2. Did your business qualify for the amount of the PPP loan that it received?

Only after many PPP loans were funded did the SBA provide guidance regarding various questions that had arisen regarding the computation of PPP loan amounts. That guidance is expressed in five interim final regulations which were issued on or after April 13, by which time, many PPP loans had already funded, and the SBA’s ever evolving FAQ. In addition, an organization’s rush to be in the first wave of applicants may have resulted in an inadvertent failure to correctly apply all then-available guidance regarding the computation of loan amount to the organization’s circumstances. Now is the time to review your computation of loan amount to confirm it complies with applicable requirements.

3. Did current economic uncertainty make your PPP Loan request necessary to support ongoing operations?

Your organization certified in its PPP loan application that the then-current economic uncertainty made its PPP Loan request necessary to support ongoing operations. For many (and likely most PPP borrowers), the current economic conditions have had a massive impact, and there is little doubt about the necessity of the economic lifeline that their PPP loan represented.

However, for a fortunate few PPP borrowers with significant resources relative to the impacts of the current economic uncertainty they have experienced, or continue to anticipate they will experience in future, their PPP loan may not be an economic necessity. For those borrowers, FAQ #31 should serve as a wake-up call that the word “necessary” will not be overlooked by the SBA when PPP loans are evaluated for possible forgiveness. It is the SBA’s view that PPP loans should only be available to borrowers who avoid a significant detriment as a result of receiving funding. Unfortunately, there is almost no guidance from the SBA regarding the standards it will apply when it evaluates applications for forgiveness or how the SBA, in considering the necessity requirement, will take into account resources available to PPP borrowers and whether utilizing those resources would result in a significant determinant to the borrower.
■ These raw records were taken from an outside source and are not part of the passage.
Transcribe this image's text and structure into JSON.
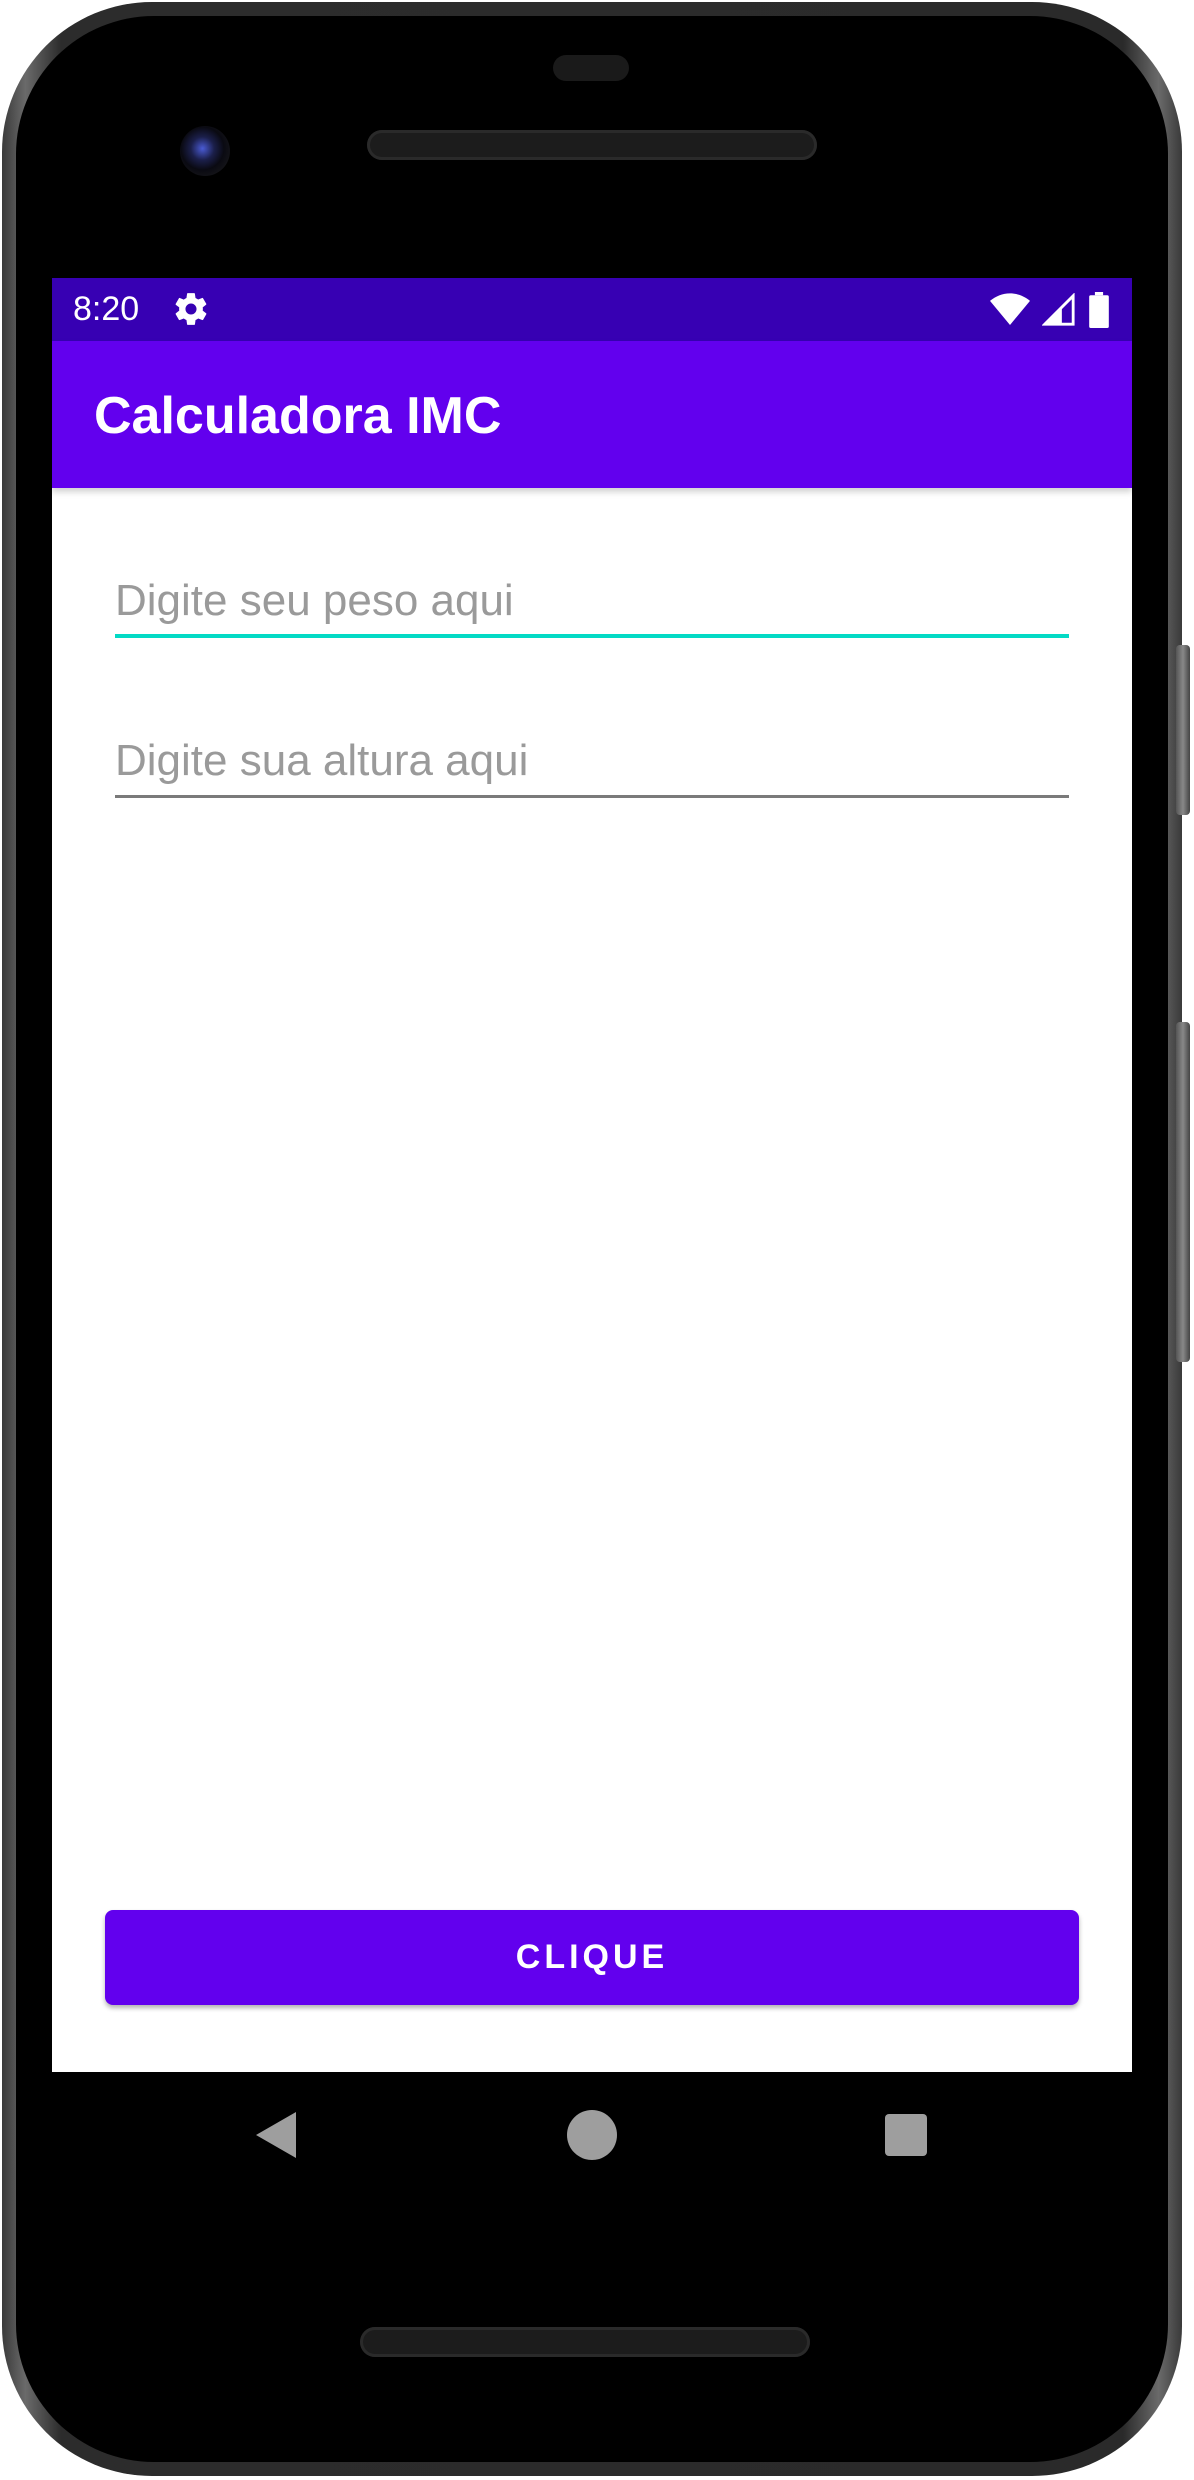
{
  "status_bar": {
    "time": "8:20",
    "icons": [
      "gear-icon",
      "wifi-icon",
      "cell-signal-icon",
      "battery-icon"
    ]
  },
  "app_bar": {
    "title": "Calculadora IMC"
  },
  "form": {
    "weight": {
      "placeholder": "Digite seu peso aqui",
      "value": ""
    },
    "height": {
      "placeholder": "Digite sua altura aqui",
      "value": ""
    }
  },
  "button": {
    "label": "CLIQUE"
  },
  "nav_bar": {
    "items": [
      "back-icon",
      "home-icon",
      "recents-icon"
    ]
  },
  "colors": {
    "primary": "#6200ee",
    "primary_dark": "#3700b3",
    "accent": "#03dac5"
  }
}
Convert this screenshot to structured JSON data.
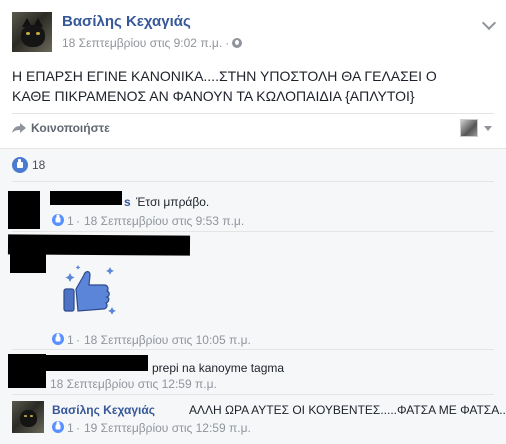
{
  "post": {
    "author": "Βασίλης Κεχαγιάς",
    "timestamp": "18 Σεπτεμβρίου στις 9:02 π.μ.",
    "separator": "·",
    "text": "Η ΕΠΑΡΣΗ ΕΓΙΝΕ ΚΑΝΟΝΙΚΑ....ΣΤΗΝ ΥΠΟΣΤΟΛΗ ΘΑ ΓΕΛΑΣΕΙ Ο ΚΑΘΕ ΠΙΚΡΑΜΕΝΟΣ ΑΝ ΦΑΝΟΥΝ ΤΑ ΚΩΛΟΠΑΙΔΙΑ {ΑΠΛΥΤΟΙ}",
    "share_label": "Κοινοποιήστε",
    "like_count": "18"
  },
  "comments": [
    {
      "name_suffix": "s",
      "text": "Έτσι μπράβο.",
      "likes": "1",
      "timestamp": "18 Σεπτεμβρίου στις 9:53 π.μ."
    },
    {
      "sticker": "thumbs-up-sticker",
      "likes": "1",
      "timestamp": "18 Σεπτεμβρίου στις 10:05 π.μ."
    },
    {
      "text": "prepi na kanoyme tagma",
      "timestamp": "18 Σεπτεμβρίου στις 12:59 π.μ."
    },
    {
      "author": "Βασίλης Κεχαγιάς",
      "text": "ΑΛΛΗ ΩΡΑ ΑΥΤΕΣ ΟΙ ΚΟΥΒΕΝΤΕΣ.....ΦΑΤΣΑ ΜΕ ΦΑΤΣΑ...",
      "likes": "1",
      "timestamp": "19 Σεπτεμβρίου στις 12:59 π.μ."
    }
  ],
  "common": {
    "dot": "·"
  },
  "colors": {
    "link": "#365899",
    "meta": "#90949c",
    "like": "#5890ff",
    "redaction": "#000000"
  }
}
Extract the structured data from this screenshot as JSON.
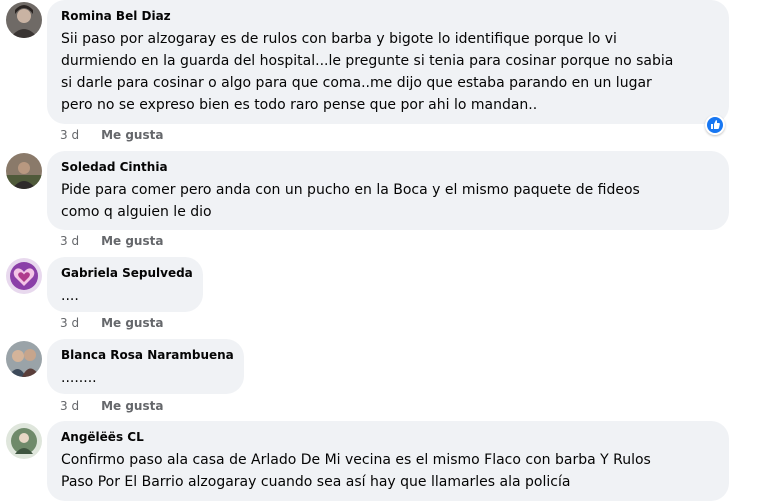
{
  "comments": [
    {
      "author": "Romina Bel Diaz",
      "text": "Sii paso por alzogaray es de rulos con barba y bigote lo identifique porque lo vi\ndurmiendo en la guarda del hospital...le pregunte si tenia para cosinar porque no sabia\nsi darle para cosinar o algo para que coma..me dijo que estaba parando en un lugar\npero no se expreso bien es todo raro pense que por ahi lo mandan..",
      "time": "3 d",
      "like_label": "Me gusta",
      "reaction": "like-reaction-icon"
    },
    {
      "author": "Soledad Cinthia",
      "text": "Pide para comer pero anda con un pucho en la Boca y el mismo paquete de fideos\ncomo q alguien le dio",
      "time": "3 d",
      "like_label": "Me gusta"
    },
    {
      "author": "Gabriela Sepulveda",
      "text": "....",
      "time": "3 d",
      "like_label": "Me gusta"
    },
    {
      "author": "Blanca Rosa Narambuena",
      "text": "........",
      "time": "3 d",
      "like_label": "Me gusta"
    },
    {
      "author": "Angëlëës CL",
      "text": "Confirmo paso ala casa de Arlado De Mi vecina es el mismo Flaco con barba Y Rulos\nPaso Por El Barrio alzogaray cuando sea así hay que llamarles ala policía",
      "time": "",
      "like_label": ""
    }
  ],
  "colors": {
    "bubble": "#f0f2f5",
    "meta_text": "#65676b",
    "like_blue": "#1877f2"
  }
}
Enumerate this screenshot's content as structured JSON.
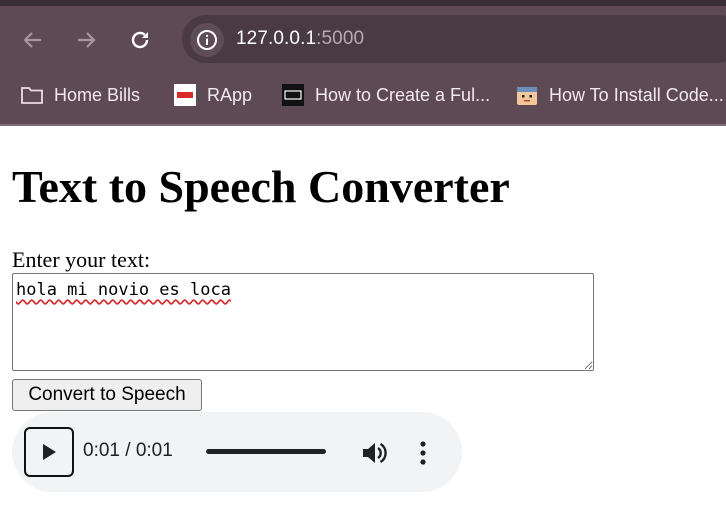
{
  "browser": {
    "url_host": "127.0.0.1",
    "url_port": ":5000",
    "bookmarks": [
      {
        "label": "Home Bills",
        "icon": "folder-icon"
      },
      {
        "label": "RApp",
        "icon": "rapp-favicon"
      },
      {
        "label": "How to Create a Ful...",
        "icon": "htg-favicon"
      },
      {
        "label": "How To Install Code...",
        "icon": "robot-favicon"
      }
    ]
  },
  "page": {
    "title": "Text to Speech Converter",
    "input_label": "Enter your text:",
    "textarea_value": "hola mi novio es loca",
    "convert_button": "Convert to Speech",
    "audio": {
      "time": "0:01 / 0:01",
      "progress": 1.0
    }
  }
}
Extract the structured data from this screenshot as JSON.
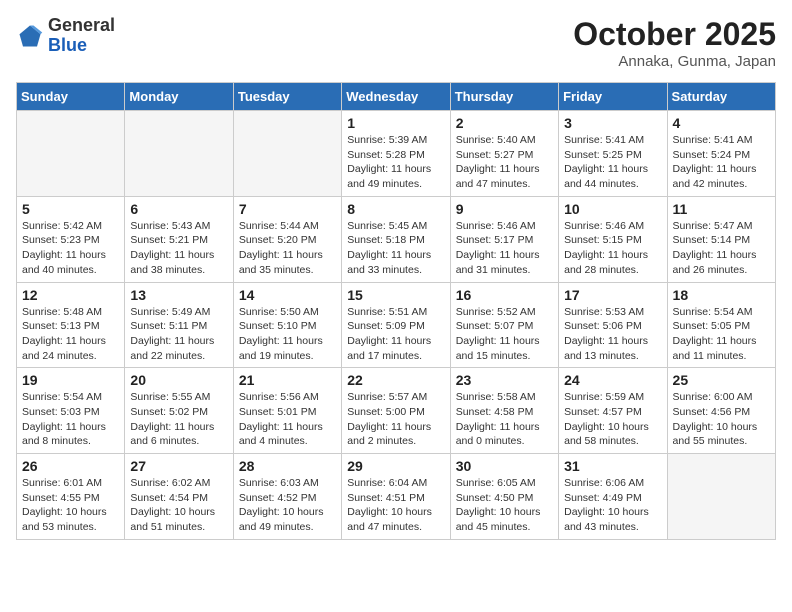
{
  "logo": {
    "line1": "General",
    "line2": "Blue"
  },
  "header": {
    "month": "October 2025",
    "location": "Annaka, Gunma, Japan"
  },
  "weekdays": [
    "Sunday",
    "Monday",
    "Tuesday",
    "Wednesday",
    "Thursday",
    "Friday",
    "Saturday"
  ],
  "weeks": [
    [
      {
        "day": "",
        "text": ""
      },
      {
        "day": "",
        "text": ""
      },
      {
        "day": "",
        "text": ""
      },
      {
        "day": "1",
        "text": "Sunrise: 5:39 AM\nSunset: 5:28 PM\nDaylight: 11 hours\nand 49 minutes."
      },
      {
        "day": "2",
        "text": "Sunrise: 5:40 AM\nSunset: 5:27 PM\nDaylight: 11 hours\nand 47 minutes."
      },
      {
        "day": "3",
        "text": "Sunrise: 5:41 AM\nSunset: 5:25 PM\nDaylight: 11 hours\nand 44 minutes."
      },
      {
        "day": "4",
        "text": "Sunrise: 5:41 AM\nSunset: 5:24 PM\nDaylight: 11 hours\nand 42 minutes."
      }
    ],
    [
      {
        "day": "5",
        "text": "Sunrise: 5:42 AM\nSunset: 5:23 PM\nDaylight: 11 hours\nand 40 minutes."
      },
      {
        "day": "6",
        "text": "Sunrise: 5:43 AM\nSunset: 5:21 PM\nDaylight: 11 hours\nand 38 minutes."
      },
      {
        "day": "7",
        "text": "Sunrise: 5:44 AM\nSunset: 5:20 PM\nDaylight: 11 hours\nand 35 minutes."
      },
      {
        "day": "8",
        "text": "Sunrise: 5:45 AM\nSunset: 5:18 PM\nDaylight: 11 hours\nand 33 minutes."
      },
      {
        "day": "9",
        "text": "Sunrise: 5:46 AM\nSunset: 5:17 PM\nDaylight: 11 hours\nand 31 minutes."
      },
      {
        "day": "10",
        "text": "Sunrise: 5:46 AM\nSunset: 5:15 PM\nDaylight: 11 hours\nand 28 minutes."
      },
      {
        "day": "11",
        "text": "Sunrise: 5:47 AM\nSunset: 5:14 PM\nDaylight: 11 hours\nand 26 minutes."
      }
    ],
    [
      {
        "day": "12",
        "text": "Sunrise: 5:48 AM\nSunset: 5:13 PM\nDaylight: 11 hours\nand 24 minutes."
      },
      {
        "day": "13",
        "text": "Sunrise: 5:49 AM\nSunset: 5:11 PM\nDaylight: 11 hours\nand 22 minutes."
      },
      {
        "day": "14",
        "text": "Sunrise: 5:50 AM\nSunset: 5:10 PM\nDaylight: 11 hours\nand 19 minutes."
      },
      {
        "day": "15",
        "text": "Sunrise: 5:51 AM\nSunset: 5:09 PM\nDaylight: 11 hours\nand 17 minutes."
      },
      {
        "day": "16",
        "text": "Sunrise: 5:52 AM\nSunset: 5:07 PM\nDaylight: 11 hours\nand 15 minutes."
      },
      {
        "day": "17",
        "text": "Sunrise: 5:53 AM\nSunset: 5:06 PM\nDaylight: 11 hours\nand 13 minutes."
      },
      {
        "day": "18",
        "text": "Sunrise: 5:54 AM\nSunset: 5:05 PM\nDaylight: 11 hours\nand 11 minutes."
      }
    ],
    [
      {
        "day": "19",
        "text": "Sunrise: 5:54 AM\nSunset: 5:03 PM\nDaylight: 11 hours\nand 8 minutes."
      },
      {
        "day": "20",
        "text": "Sunrise: 5:55 AM\nSunset: 5:02 PM\nDaylight: 11 hours\nand 6 minutes."
      },
      {
        "day": "21",
        "text": "Sunrise: 5:56 AM\nSunset: 5:01 PM\nDaylight: 11 hours\nand 4 minutes."
      },
      {
        "day": "22",
        "text": "Sunrise: 5:57 AM\nSunset: 5:00 PM\nDaylight: 11 hours\nand 2 minutes."
      },
      {
        "day": "23",
        "text": "Sunrise: 5:58 AM\nSunset: 4:58 PM\nDaylight: 11 hours\nand 0 minutes."
      },
      {
        "day": "24",
        "text": "Sunrise: 5:59 AM\nSunset: 4:57 PM\nDaylight: 10 hours\nand 58 minutes."
      },
      {
        "day": "25",
        "text": "Sunrise: 6:00 AM\nSunset: 4:56 PM\nDaylight: 10 hours\nand 55 minutes."
      }
    ],
    [
      {
        "day": "26",
        "text": "Sunrise: 6:01 AM\nSunset: 4:55 PM\nDaylight: 10 hours\nand 53 minutes."
      },
      {
        "day": "27",
        "text": "Sunrise: 6:02 AM\nSunset: 4:54 PM\nDaylight: 10 hours\nand 51 minutes."
      },
      {
        "day": "28",
        "text": "Sunrise: 6:03 AM\nSunset: 4:52 PM\nDaylight: 10 hours\nand 49 minutes."
      },
      {
        "day": "29",
        "text": "Sunrise: 6:04 AM\nSunset: 4:51 PM\nDaylight: 10 hours\nand 47 minutes."
      },
      {
        "day": "30",
        "text": "Sunrise: 6:05 AM\nSunset: 4:50 PM\nDaylight: 10 hours\nand 45 minutes."
      },
      {
        "day": "31",
        "text": "Sunrise: 6:06 AM\nSunset: 4:49 PM\nDaylight: 10 hours\nand 43 minutes."
      },
      {
        "day": "",
        "text": ""
      }
    ]
  ]
}
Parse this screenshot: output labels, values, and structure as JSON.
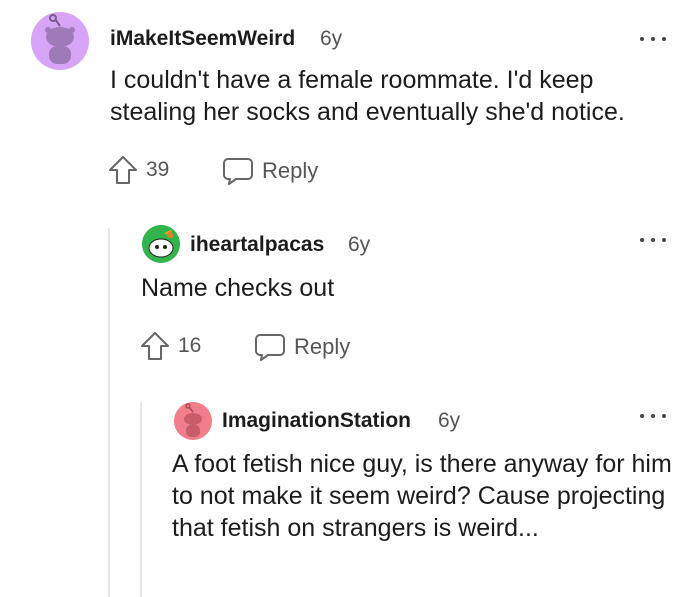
{
  "comments": [
    {
      "username": "iMakeItSeemWeird",
      "age": "6y",
      "body": "I couldn't have a female roommate. I'd keep stealing her socks and eventually she'd notice.",
      "votes": "39",
      "reply_label": "Reply",
      "avatar_color": "#d8a4f7"
    },
    {
      "username": "iheartalpacas",
      "age": "6y",
      "body": "Name checks out",
      "votes": "16",
      "reply_label": "Reply",
      "avatar_color": "#2fb54b"
    },
    {
      "username": "ImaginationStation",
      "age": "6y",
      "body": "A foot fetish nice guy, is there anyway for him to not make it seem weird? Cause projecting that fetish on strangers is weird...",
      "avatar_color": "#f27e8b"
    }
  ]
}
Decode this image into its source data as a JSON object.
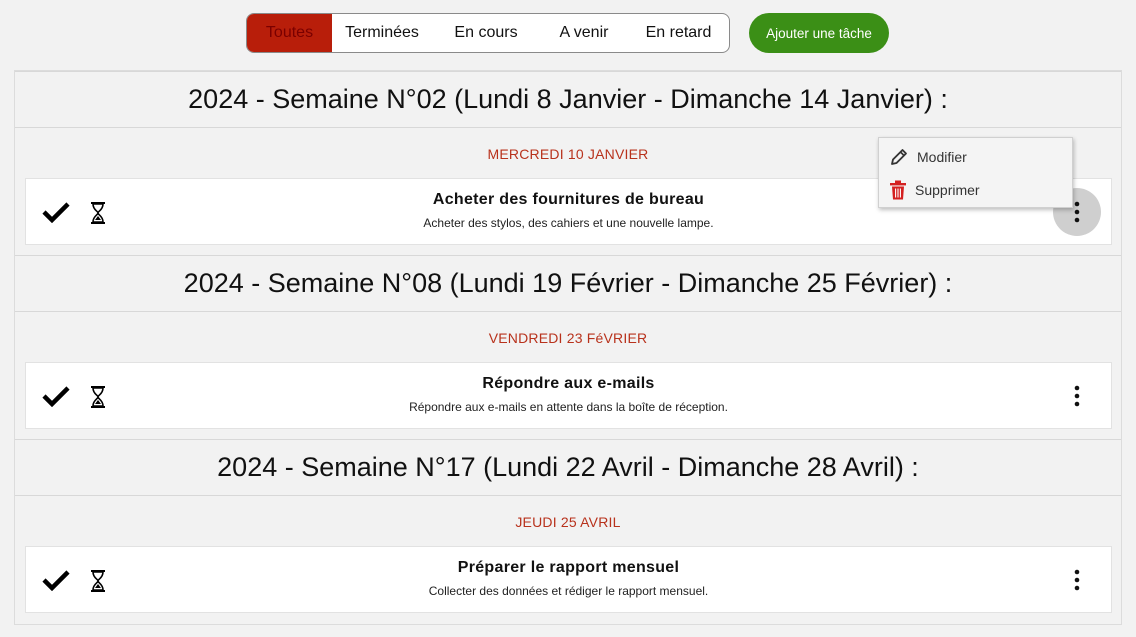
{
  "filters": {
    "tabs": [
      {
        "label": "Toutes",
        "active": true
      },
      {
        "label": "Terminées",
        "active": false
      },
      {
        "label": "En cours",
        "active": false
      },
      {
        "label": "A venir",
        "active": false
      },
      {
        "label": "En retard",
        "active": false
      }
    ]
  },
  "add_task_label": "Ajouter une tâche",
  "weeks": [
    {
      "title": "2024 - Semaine N°02 (Lundi 8 Janvier - Dimanche 14 Janvier) :",
      "day": "MERCREDI 10 JANVIER",
      "task": {
        "title": "Acheter des fournitures de bureau",
        "description": "Acheter des stylos, des cahiers et une nouvelle lampe."
      }
    },
    {
      "title": "2024 - Semaine N°08 (Lundi 19 Février - Dimanche 25 Février) :",
      "day": "VENDREDI 23 FéVRIER",
      "task": {
        "title": "Répondre aux e-mails",
        "description": "Répondre aux e-mails en attente dans la boîte de réception."
      }
    },
    {
      "title": "2024 - Semaine N°17 (Lundi 22 Avril - Dimanche 28 Avril) :",
      "day": "JEUDI 25 AVRIL",
      "task": {
        "title": "Préparer le rapport mensuel",
        "description": "Collecter des données et rédiger le rapport mensuel."
      }
    }
  ],
  "context_menu": {
    "edit_label": "Modifier",
    "delete_label": "Supprimer"
  },
  "colors": {
    "active_tab": "#b81e0a",
    "add_button": "#3b8f16",
    "day_label": "#b8321c",
    "delete_icon": "#d42020"
  }
}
Examples of resources the SBA could take into account could include: the borrower’s ability to operate at either a lower level of profitability for a period of time or after a reduction-in-force; the borrower’s ability to absorb losses by consuming working capital and other reserves; and the availability to the borrower of debt and equity financing from its owners and the capital markets generally within the relevant time frame.

At this point, it is very difficult to predict how forgiveness of PPP loans will ultimately play-out for well-heeled PPP borrowers and the fortunate few PPP borrowers who continue to do well under current conditions. Those borrowers would be well advised to take note of the media, public and governmental reaction to the Shake Shack and the Los Angeles Lakers PPP loans and evaluate carefully the materiality of their PPP loan to their current circumstances. If such a borrower determines that it will not repay its PPP loan, it should memorialize with the assistance of counsel why it believes its PPP loan was appropriate. Borrowers that so proceed will be in a better position than those that don’t when it comes time to seek forgiveness or should an FCA or other enforcement action be brought against them.

Even if your business is neither well-heeled nor one of the fortunate few continuing to do well under current conditions, it should now review its application in view of all currently available SBA guidance. It is critical that any PPP borrower that thinks it may have made incorrect certifications in its PPP loan application, and thereby have improperly received its PPP loan or the wrong loan amount, consult legal counsel to determine whether it should repay its PPP loan in advance of the May 7, deadline.

For additional questions, contact:

George Flint at (801) 536.6915 or send an email to;

Matthew Cook at (801) 536.6819 or send an email to; or

Ross Keogh at (406) 206.9710 or send an email to